A cool hand on her shoulder stopped her movements, instantly.
“The world’s not going to end if you take your time,” Erin chided softly.
Holtz didn’t look up, but replied with a wry chuckle, “The world already ended.”
Erin stepped away. Holtz returned to work, until the space was suddenly filled with rhythm. The song was slow and if Holtz remembered correctly, painful in meaning. She turned in her chair to find one of Erin’s hands on the stereo and the other outstretched to her in invitation. She tilted her head in a silent question: dance with me?
Holtz put down her project at last, crossed the small space and took the offered hand. Erin pulled Holtz to her, arms settling around her neck. Holtz’ fumbling hands found their way to Erin’s waist. Her head fell to the taller woman’s shoulder in acquiescence.
They swayed to the soft music, lost in the moment.
Holtz figured it was now or never.
“I wanted to tell you before, but I couldn’t- there wasn’t a right moment and I’m just so bad at feelings,” Holtz sighed and continued, “I like you.

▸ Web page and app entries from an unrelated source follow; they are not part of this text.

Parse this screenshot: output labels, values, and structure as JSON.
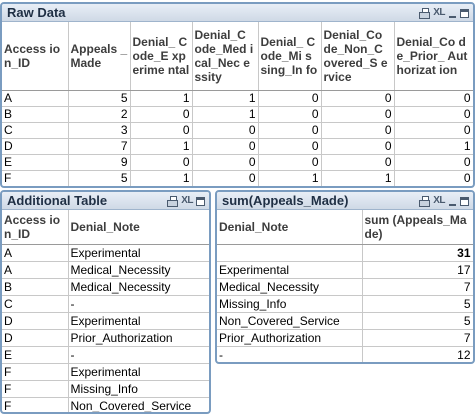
{
  "raw_data": {
    "title": "Raw Data",
    "xl_label": "XL",
    "headers": [
      "Access ion_ID",
      "Appeals _Made",
      "Denial_ Code_E xperime ntal",
      "Denial_C ode_Med ical_Nec essity",
      "Denial_ Code_Mi ssing_In fo",
      "Denial_Co de_Non_C overed_S ervice",
      "Denial_Co de_Prior_ Authorizat ion"
    ],
    "rows": [
      [
        "A",
        "5",
        "1",
        "1",
        "0",
        "0",
        "0"
      ],
      [
        "B",
        "2",
        "0",
        "1",
        "0",
        "0",
        "0"
      ],
      [
        "C",
        "3",
        "0",
        "0",
        "0",
        "0",
        "0"
      ],
      [
        "D",
        "7",
        "1",
        "0",
        "0",
        "0",
        "1"
      ],
      [
        "E",
        "9",
        "0",
        "0",
        "0",
        "0",
        "0"
      ],
      [
        "F",
        "5",
        "1",
        "0",
        "1",
        "1",
        "0"
      ]
    ]
  },
  "additional_table": {
    "title": "Additional Table",
    "xl_label": "XL",
    "headers": [
      "Access ion_ID",
      "Denial_Note"
    ],
    "rows": [
      [
        "A",
        "Experimental"
      ],
      [
        "A",
        "Medical_Necessity"
      ],
      [
        "B",
        "Medical_Necessity"
      ],
      [
        "C",
        "-"
      ],
      [
        "D",
        "Experimental"
      ],
      [
        "D",
        "Prior_Authorization"
      ],
      [
        "E",
        "-"
      ],
      [
        "F",
        "Experimental"
      ],
      [
        "F",
        "Missing_Info"
      ],
      [
        "F",
        "Non_Covered_Service"
      ]
    ]
  },
  "sum_table": {
    "title": "sum(Appeals_Made)",
    "xl_label": "XL",
    "headers": [
      "Denial_Note",
      "sum (Appeals_Made)"
    ],
    "total": [
      "",
      "31"
    ],
    "rows": [
      [
        "Experimental",
        "17"
      ],
      [
        "Medical_Necessity",
        "7"
      ],
      [
        "Missing_Info",
        "5"
      ],
      [
        "Non_Covered_Service",
        "5"
      ],
      [
        "Prior_Authorization",
        "7"
      ],
      [
        "-",
        "12"
      ]
    ]
  }
}
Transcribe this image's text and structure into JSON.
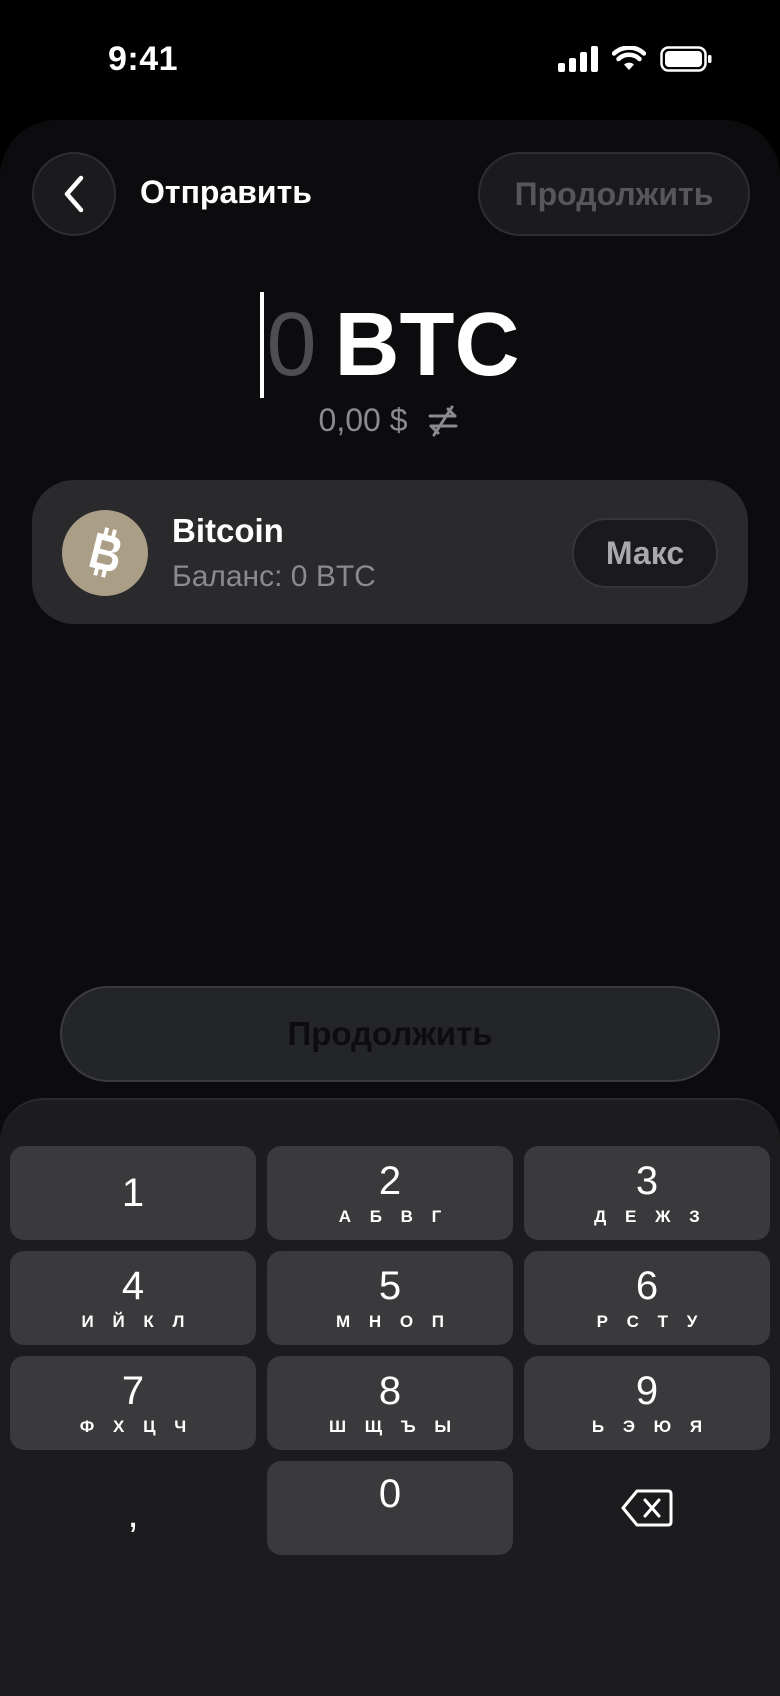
{
  "status_bar": {
    "time": "9:41"
  },
  "header": {
    "title": "Отправить",
    "continue_label": "Продолжить"
  },
  "amount": {
    "value": "0",
    "unit": "BTC",
    "fiat": "0,00 $"
  },
  "asset": {
    "name": "Bitcoin",
    "balance": "Баланс: 0 BTC",
    "max_label": "Макс"
  },
  "continue_button": {
    "label": "Продолжить"
  },
  "keypad": {
    "keys": [
      {
        "digit": "1",
        "letters": ""
      },
      {
        "digit": "2",
        "letters": "А Б В Г"
      },
      {
        "digit": "3",
        "letters": "Д Е Ж З"
      },
      {
        "digit": "4",
        "letters": "И Й К Л"
      },
      {
        "digit": "5",
        "letters": "М Н О П"
      },
      {
        "digit": "6",
        "letters": "Р С Т У"
      },
      {
        "digit": "7",
        "letters": "Ф Х Ц Ч"
      },
      {
        "digit": "8",
        "letters": "Ш Щ Ъ Ы"
      },
      {
        "digit": "9",
        "letters": "Ь Э Ю Я"
      },
      {
        "digit": "0",
        "letters": ""
      }
    ],
    "comma": ","
  },
  "colors": {
    "background": "#000000",
    "sheet": "#0c0c0e",
    "card": "#2a2a2d",
    "key": "#3a3a3c",
    "btc": "#ab9e87"
  }
}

Have liked you. A bit more than like. Since you walked through the door at Higgins. Probably before, since I read your book. And I want this to be real. I want us to be real.”
Holtz gulped, “Erin say something.”
Erin stilled. Holtz leaned back to look at her face, which is when Erin kissed her.
And it was everything.
She was everything.
They were as soft as Holtz had imagined. Erin’s movements were small and calculated, as if she wasn’t sure how far to take this. Holtz closed her eyes at the onslaught of sensation. She could smell Erin this close; of her dry shampoo and an almost clinical smell of lemon. It made her head spin in the best kind of way.
Erin pulled away first and whispered through a tearful grin, “Holtz, please. Wake up.”
“What’s that supposed to mean?” Holtz asked with a chuckle.
When she opened her eyes, there was no one there to answer.
Holtz blinked, then quickly returned to her desk; tears pricked at her eyes, but she continued on in silence. Had there ever even been music?
It was morning before she was interrupted again. Slow and deliberate footsteps sounded up the stairs and approached her from behind. Holtz turned expectantly, but her eyes dropped when she spotted it was Patty.
Patty sighed, “C’mon man, go home. You haven’t slept since the Mercado. We did our best. There’s nothing else we can do.”
“I can fix this! I can get to them! They can’t just be gone! I just need to finish this!” Holtz snapped.
Patty said nothing, just pulled her into a hug. Holtz struggled for a moment before she didn’t have the strength to and gave in. Neither could hold back the tears.
Holtz choked, “Patty, they’re gone. I couldn’t stop them. The line was in my hand. And then it just ended. It just-”
Holtz let out a sob.
“It just snapped. And I just stood there and did nothing.”
“It’s not your fault. It’s not anyone’s fault,” Patty assured.
Holtz pulled back to look Patty in the eyes, “Then why does it feel like my fault? Abby’s my best friend and Erin… I never even got to tell her. She deserved to know! She deserved the world! Both of them did! I didn’t get to tell them how important they are…”
Patty’s eyes were soft and sympathetic as she spoke, “Baby, go home.”
Holtz laughed, dry and bitter and broken, “I don’t think I have one of those anymore.”
She pulled away and returned to her frantic work. She didn’t notice Patty leave.